You can read more about Josh Stallings at his website HERE!

11 comments:

Paul D. Brazill said...

Fantastic! Brilliant writing.

Elizabeth said...

Wonderful peek behind the scenes. Thanks for the great post. Counting the days until Out There Bad is in my hot little hands! :-)

Thomas Pluck said...

I enjoyed hearing how your wheels turn, Josh. It certainly worked for Beautiful, Naked & Dead. You've got a great character with Moses McGuire, and your research shows. And the playlist idea is great. I hope you'll share the playlists on your website. I have to make one myself, to drown out the domestic uproar.

sabrina ogden said...

This is quite the post, Josh. I loved reading about the research you've done to help create this dark little world that you've created. Looking forward to the next book, and the next book, and the next book, and the next book... Thanks for taking the time to stop by the blog!

Christine said...

Sabrina/Kate, first things, I'm not crazy after all per your email. Anyway, Sabrina/Kate you ALWAYS know how to entice us into readng good books from your new found novelists. You have a talent for that. Josh Stallings your creative mind is outstanding and very mysterious. Thanks for sharing your ideas. Good Luck to both of you.

Josh Stallings said...

Sabrina, thanks for having me over to your blog. As I read the piece I wonder if I might be just a wee bit nuts. Not that I'm going to change, just an observation. Thanks all for stopping in.

kathleen shoop said...

Great post on research...you do a fine job--I'm interested in the end result--you sold me! Headed back to check out your books!

Sara said...

Wow, now THAT is dedication! The trouble you go through to write the best work shows that you care. What a great post!

nigel p bird said...

tough work, but someone has to do it.
average? don't think so.

Mystery Dawg said...

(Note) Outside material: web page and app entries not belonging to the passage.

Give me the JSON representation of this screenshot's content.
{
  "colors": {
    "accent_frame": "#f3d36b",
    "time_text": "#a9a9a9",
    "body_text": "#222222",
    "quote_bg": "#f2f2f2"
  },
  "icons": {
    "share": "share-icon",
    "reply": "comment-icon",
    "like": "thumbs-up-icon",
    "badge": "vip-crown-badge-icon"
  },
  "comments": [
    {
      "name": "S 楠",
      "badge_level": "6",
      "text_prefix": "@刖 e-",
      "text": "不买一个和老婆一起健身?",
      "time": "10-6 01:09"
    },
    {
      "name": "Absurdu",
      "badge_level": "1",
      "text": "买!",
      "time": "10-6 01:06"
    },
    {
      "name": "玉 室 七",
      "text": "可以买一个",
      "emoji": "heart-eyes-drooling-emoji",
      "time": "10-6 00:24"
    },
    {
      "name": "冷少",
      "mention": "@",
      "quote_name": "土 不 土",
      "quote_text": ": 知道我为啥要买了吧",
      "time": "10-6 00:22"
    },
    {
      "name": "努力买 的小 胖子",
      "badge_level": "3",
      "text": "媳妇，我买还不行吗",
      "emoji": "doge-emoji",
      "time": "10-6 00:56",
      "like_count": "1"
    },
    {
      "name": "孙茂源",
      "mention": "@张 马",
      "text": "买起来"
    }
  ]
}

More great insight in what it takes sometimes to write an engaging novel. Let me ride shotgun on the next research expedition......

Josh Stallings said...

Mystery Dawg, back up is always helpful. My wife laughed at me last night, she said, "You are the only person I know who searches police crime statistics to find out where crime is up, and then go there." True. I do.